On the first floor there is a big drawing room and dining room with a partition in between, which has been taken out and makes the rooms look huge. There is a small kitchen and a big hall with a sweeping staircase and a verandah running along two sides of the house. On the second floor there are two bedrooms, a bathroom, a sun-room and a large landing where the desk is put and then on the third floor there are two bedrooms and one boxroom. As a matter of fact we haven’t got the whole of the house, there is a small back part where an old lady lives but we have certainly of the most of it.

About the second day we were here I received an invitation to a dance in Toronto, it is from an English boy who came to my party and his guardian is giving a dance for him. The dance is on Thursday and I’m going into Toronto by train and then go to Frankie Harrison’s and go to the dance with her and stay overnight with her. It should be rather fun and I’m going to wear my new polka-dot dress.

About the second day we were here I met a Canadian girl whose mother Auntie had met before and we’ve been going round together ever since. Her name is Joyce Little and her father is a doctor. She’s a month older than me and she is also fair and the same height as me, in fact we go to-gether very well. Joyce is in the same grade as me so I hope to be put with her when we start school again.

The weather has been perfect up till to-day when we had a shower this morning, so Joyce and I went on long bicycle rides and are getting quite sun-tanned. This afternoon her father had to make a call in the country so they called for me and we went off, but we found the road Dr. Little had to take impassable so he had to put off his call until to-morrow. Instead though he took us to Orillia which is a small town about 20 miles from here and treated us to a soda each which was very nice and we came home singing songs all the way. I enjoyed it very much and they really are lovely people.

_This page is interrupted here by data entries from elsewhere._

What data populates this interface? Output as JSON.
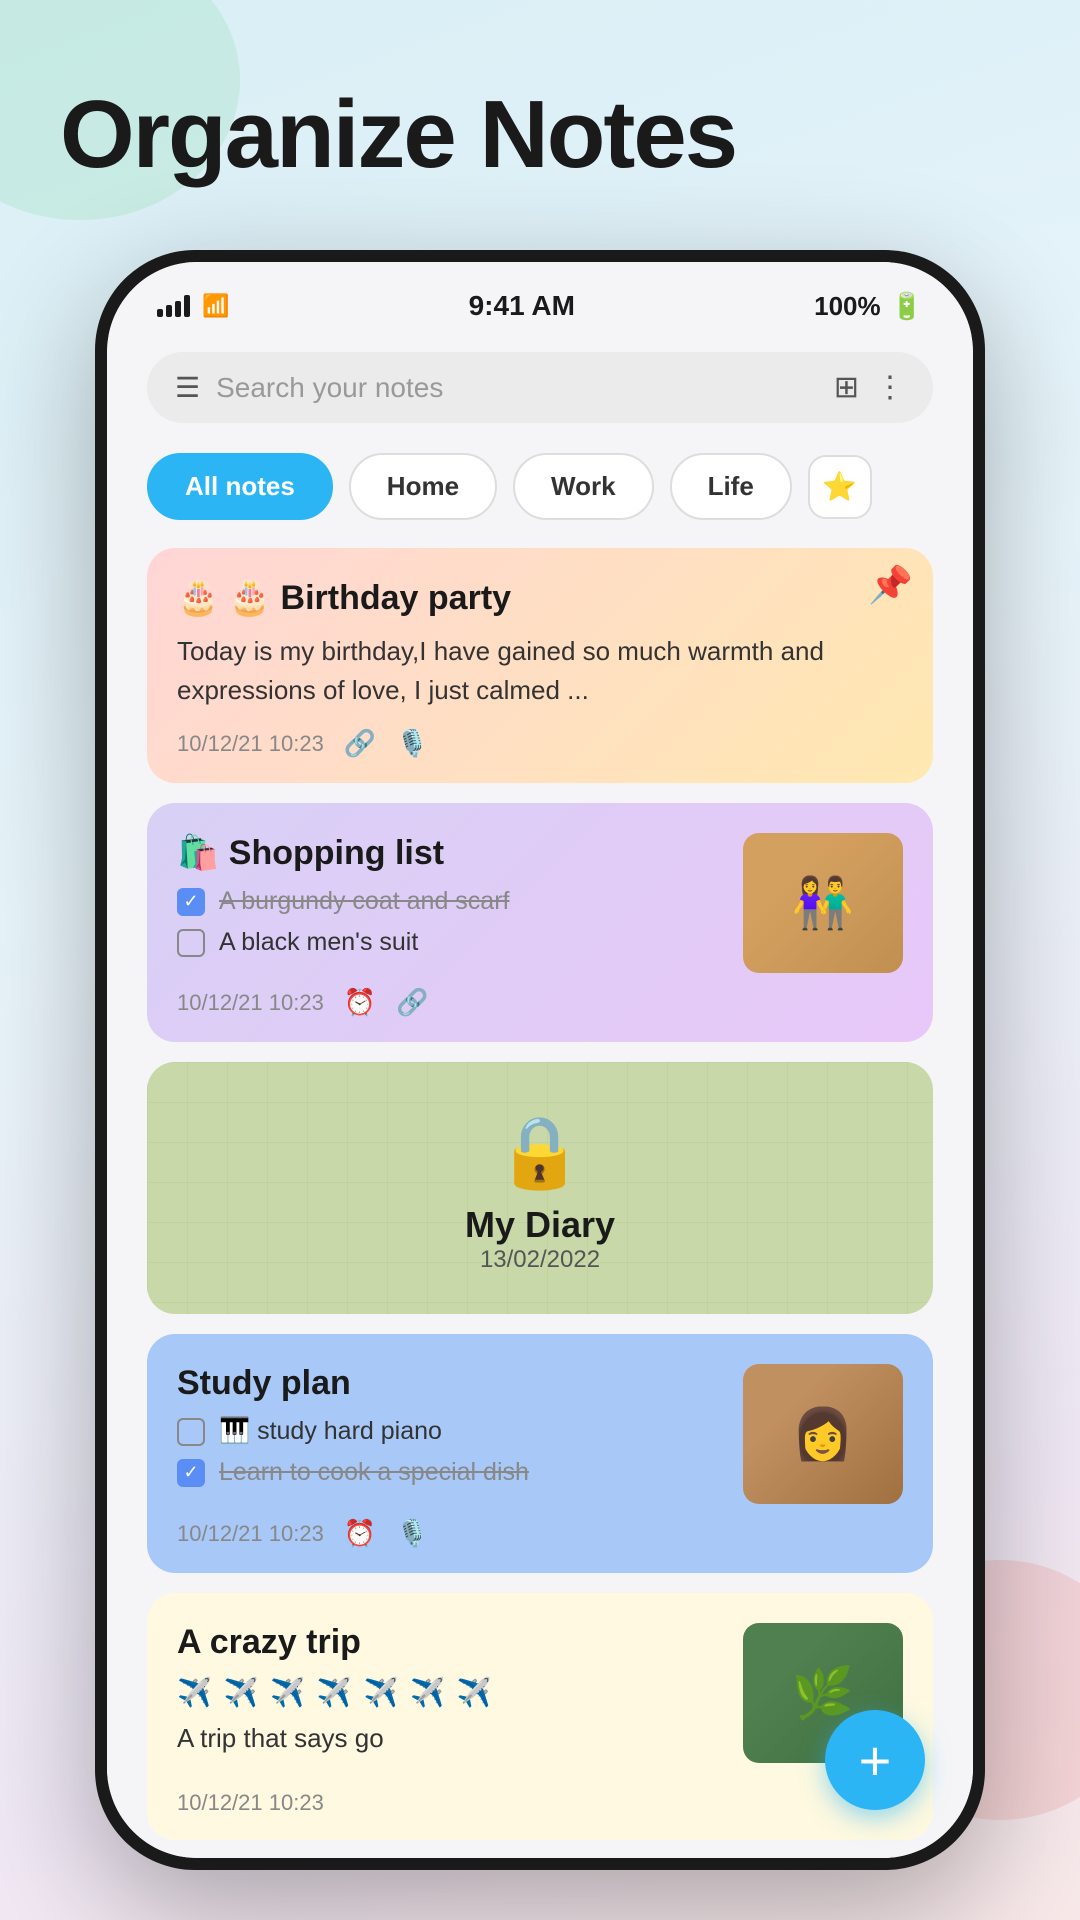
{
  "page": {
    "title": "Organize Notes",
    "background": "#d8eef5"
  },
  "status_bar": {
    "time": "9:41 AM",
    "battery": "100%",
    "signal": "full",
    "wifi": true
  },
  "search": {
    "placeholder": "Search your notes"
  },
  "filter_tabs": [
    {
      "label": "All notes",
      "active": true
    },
    {
      "label": "Home",
      "active": false
    },
    {
      "label": "Work",
      "active": false
    },
    {
      "label": "Life",
      "active": false
    }
  ],
  "notes": [
    {
      "id": "birthday",
      "title": "🎂 🎂 Birthday party",
      "body": "Today is my birthday,I have gained so much warmth and expressions of love, I just calmed ...",
      "date": "10/12/21 10:23",
      "icons": [
        "link",
        "microphone"
      ],
      "pinned": true,
      "color": "gradient-orange-yellow"
    },
    {
      "id": "shopping",
      "title": "🛍️ Shopping list",
      "items": [
        {
          "text": "A burgundy coat and scarf",
          "checked": true
        },
        {
          "text": "A black men's suit",
          "checked": false
        }
      ],
      "date": "10/12/21 10:23",
      "icons": [
        "alarm",
        "link"
      ],
      "has_image": true,
      "color": "gradient-purple"
    },
    {
      "id": "diary",
      "title": "My Diary",
      "date": "13/02/2022",
      "locked": true,
      "color": "green-grid"
    },
    {
      "id": "study",
      "title": "Study plan",
      "items": [
        {
          "text": "🎹 study hard piano",
          "checked": false
        },
        {
          "text": "Learn to cook a special dish",
          "checked": true
        }
      ],
      "date": "10/12/21 10:23",
      "icons": [
        "alarm",
        "microphone"
      ],
      "has_image": true,
      "color": "blue"
    },
    {
      "id": "trip",
      "title": "A crazy trip",
      "emoji_row": "✈️ ✈️ ✈️ ✈️ ✈️ ✈️ ✈️",
      "body": "A trip that says go",
      "date": "10/12/21 10:23",
      "has_image": true,
      "color": "yellow"
    }
  ],
  "fab": {
    "label": "+"
  }
}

This morning we all went to church it being Easter Sunday but the parade of Easter bonnets was rather spoilt by it raining. I hope you had a nice holiday at Easter to give Daddy a rest. Please send my love to the boys and look after yourselves. Cheerio, ‘till next time,

Tons of love
Peggy

2018-07-24T08:12:00+00:00

About the Author:

Billy Courtice is the Chair of the Barrie Historical Archive. Otherwise, he is a writer, reader and rampant ice cream eater who makes a living in strategic communications.
error: All content on barriearchive.ca is subject to our Website Usage Terms and Conditions. Reproduction of any materials in any way without written consent is strictly forbidden. For inquiries please email [email protected]